WASHINGTON -- Orders to US factories for manufactured goods rebounded in May after a big decline the previous month as strengthened demand for petroleum and chemicals offset weakness in commercial aircraft and autos.
The Commerce Department reported yesterday that new orders rose by 0.7 percent in May following a 2 percent plunge in April. The slight increase left orders at a seasonally adjusted $399.9 billion in May. The gain was significantly better than the 0.1 percent increase analysts had been expecting.
The strength in May stemmed from a 1.6 percent rise in demand for nondurable products. It offset a 0.2 percent drop in demand for durable goods, which are big-ticket items expected to last three years or more.
Analysts believe that manufacturing, a sector of the economy hardest hit by the 2001 recession, probably will slow in coming months along with the rest of the economy.
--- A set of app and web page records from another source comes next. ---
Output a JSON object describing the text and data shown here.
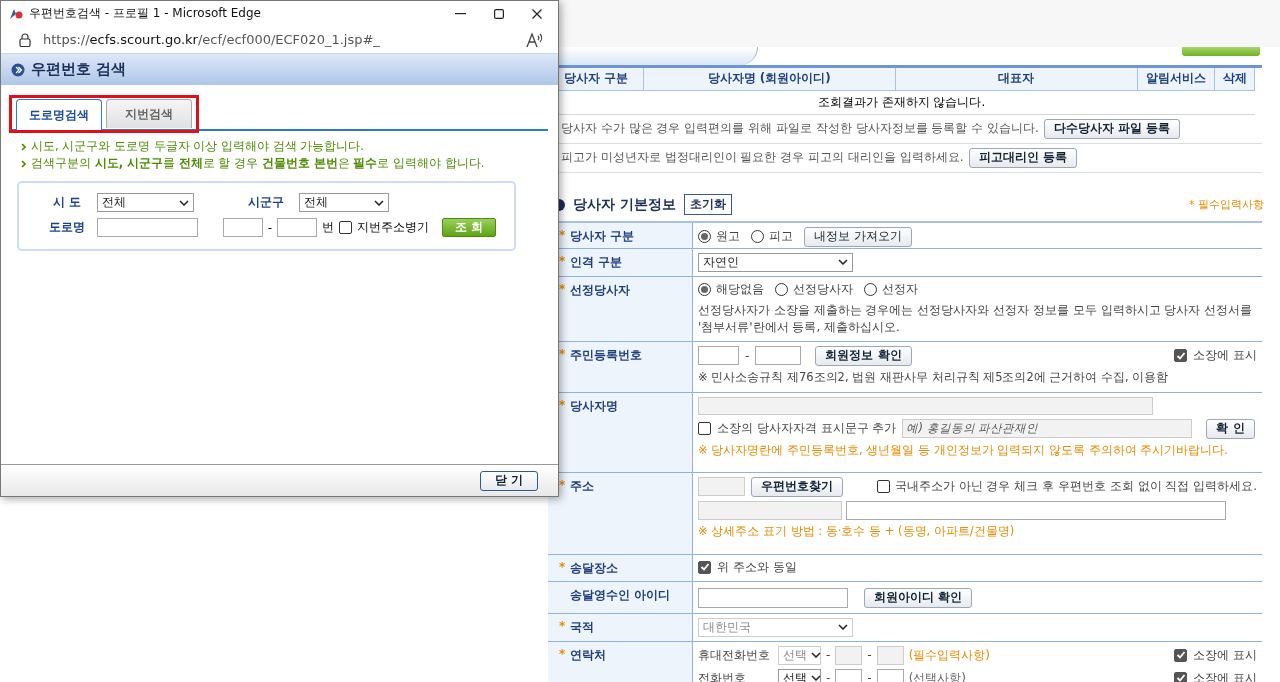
{
  "popup": {
    "title": "우편번호검색 - 프로필 1 - Microsoft Edge",
    "url": "https://ecfs.scourt.go.kr/ecf/ecf000/ECF020_1.jsp#_",
    "heading": "우편번호 검색",
    "tabs": [
      {
        "label": "도로명검색",
        "selected": true
      },
      {
        "label": "지번검색",
        "selected": false
      }
    ],
    "tabs_highlighted": true,
    "notes": [
      "시도, 시군구와 도로명 두글자 이상 입력해야 검색 가능합니다.",
      "검색구분의 **시도, 시군구**를 **전체**로 할 경우 **건물번호 본번**은 **필수**로 입력해야 합니다."
    ],
    "search": {
      "sido_label": "시 도",
      "sido_value": "전체",
      "sigungu_label": "시군구",
      "sigungu_value": "전체",
      "road_label": "도로명",
      "dash": "-",
      "unit": "번",
      "jibun_checkbox": {
        "label": "지번주소병기",
        "checked": false
      },
      "search_button": "조 회"
    },
    "close_button": "닫 기"
  },
  "party_list": {
    "columns": [
      "당사자 구분",
      "당사자명 (회원아이디)",
      "대표자",
      "알림서비스",
      "삭제"
    ],
    "empty_message": "조회결과가 존재하지 않습니다.",
    "notes": [
      {
        "text": "당사자 수가 많은 경우 입력편의를 위해 파일로 작성한 당사자정보를 등록할 수 있습니다.",
        "button": "다수당사자 파일 등록"
      },
      {
        "text": "피고가 미성년자로 법정대리인이 필요한 경우 피고의 대리인을 입력하세요.",
        "button": "피고대리인 등록"
      }
    ]
  },
  "basic_info": {
    "title": "당사자 기본정보",
    "reset_button": "초기화",
    "required_note": "* 필수입력사항",
    "rows": [
      {
        "kind": "radios",
        "marker": "*",
        "label": "당사자 구분",
        "options": [
          {
            "label": "원고",
            "selected": true
          },
          {
            "label": "피고",
            "selected": false
          }
        ],
        "button": "내정보 가져오기"
      },
      {
        "kind": "select",
        "marker": "*",
        "label": "인격 구분",
        "value": "자연인",
        "disabled": false
      },
      {
        "kind": "radios",
        "marker": "*",
        "label": "선정당사자",
        "options": [
          {
            "label": "해당없음",
            "selected": true
          },
          {
            "label": "선정당사자",
            "selected": false
          },
          {
            "label": "선정자",
            "selected": false
          }
        ],
        "help": "선정당사자가 소장을 제출하는 경우에는 선정당사자와 선정자 정보를 모두 입력하시고 당사자 선정서를 '첨부서류'란에서 등록, 제출하십시오."
      },
      {
        "kind": "id_number",
        "marker": "*",
        "label": "주민등록번호",
        "dash": "-",
        "button": "회원정보 확인",
        "show_checkbox": {
          "label": "소장에 표시",
          "checked": true
        },
        "note": "※ 민사소송규칙 제76조의2, 법원 재판사무 처리규칙 제5조의2에 근거하여 수집, 이용함"
      },
      {
        "kind": "name",
        "marker": "*",
        "label": "당사자명",
        "checkbox": {
          "label": "소장의 당사자자격 표시문구 추가",
          "checked": false
        },
        "placeholder": "예) 홍길동의 파산관재인",
        "button": "확 인",
        "warning": "※ 당사자명란에 주민등록번호, 생년월일 등 개인정보가 입력되지 않도록 주의하여 주시기바랍니다."
      },
      {
        "kind": "address",
        "marker": "*",
        "label": "주소",
        "button": "우편번호찾기",
        "checkbox": {
          "label": "국내주소가 아닌 경우 체크 후 우편번호 조회 없이 직접 입력하세요.",
          "checked": false
        },
        "note": "※ 상세주소 표기 방법 : 동·호수 등 + (동명, 아파트/건물명)"
      },
      {
        "kind": "checkbox",
        "marker": "*",
        "label": "송달장소",
        "checkbox": {
          "label": "위 주소와 동일",
          "checked": true
        }
      },
      {
        "kind": "input_button",
        "label": "송달영수인 아이디",
        "button": "회원아이디 확인"
      },
      {
        "kind": "select",
        "marker": "*",
        "label": "국적",
        "value": "대한민국",
        "disabled": true
      },
      {
        "kind": "phones",
        "marker": "*",
        "label": "연락처",
        "dash": "-",
        "phones": [
          {
            "label": "휴대전화번호",
            "select": "선택",
            "disabled": true,
            "hint": "(필수입력사항)",
            "hint_required": true,
            "show_checkbox": {
              "label": "소장에 표시",
              "checked": true
            }
          },
          {
            "label": "전화번호",
            "select": "선택",
            "disabled": false,
            "hint": "(선택사항)",
            "hint_required": false,
            "show_checkbox": {
              "label": "소장에 표시",
              "checked": true
            }
          }
        ]
      }
    ]
  }
}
Overall economic growth raced ahead at a breakneck pace of 5.6 percent in the first three months of this year. But gasoline prices, rising interest rates, and a cooling housing market are all weighing on the economy. Analysts believe growth slowed to about 2.5 percent to 3 percent in the April-June quarter and will remain at that pace in the second half of the year .